▶ _EXERCISE OBJECTIVE_: Search the data below for "icon"; list each line that holds it.

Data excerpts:
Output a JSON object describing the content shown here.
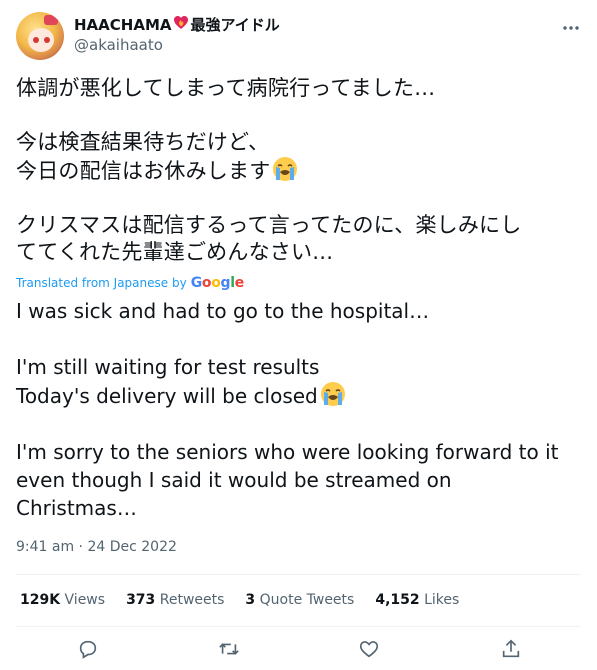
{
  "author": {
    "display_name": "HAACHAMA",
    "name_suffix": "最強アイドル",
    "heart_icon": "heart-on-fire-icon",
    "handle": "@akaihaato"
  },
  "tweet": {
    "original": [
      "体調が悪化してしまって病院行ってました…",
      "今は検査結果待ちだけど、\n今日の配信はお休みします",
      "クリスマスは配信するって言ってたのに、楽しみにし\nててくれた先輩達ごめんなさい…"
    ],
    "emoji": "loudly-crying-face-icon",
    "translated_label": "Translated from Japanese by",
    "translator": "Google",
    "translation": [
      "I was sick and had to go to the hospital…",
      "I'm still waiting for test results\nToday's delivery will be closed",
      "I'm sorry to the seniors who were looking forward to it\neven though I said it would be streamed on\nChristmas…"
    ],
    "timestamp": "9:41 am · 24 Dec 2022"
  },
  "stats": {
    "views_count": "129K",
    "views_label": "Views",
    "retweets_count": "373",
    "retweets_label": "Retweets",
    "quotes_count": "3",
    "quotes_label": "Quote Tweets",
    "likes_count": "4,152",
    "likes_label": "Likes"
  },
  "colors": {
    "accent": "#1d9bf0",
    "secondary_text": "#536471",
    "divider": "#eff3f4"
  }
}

▶ _ANSWER_:
    "heart_icon": "heart-on-fire-icon",
    "emoji": "loudly-crying-face-icon",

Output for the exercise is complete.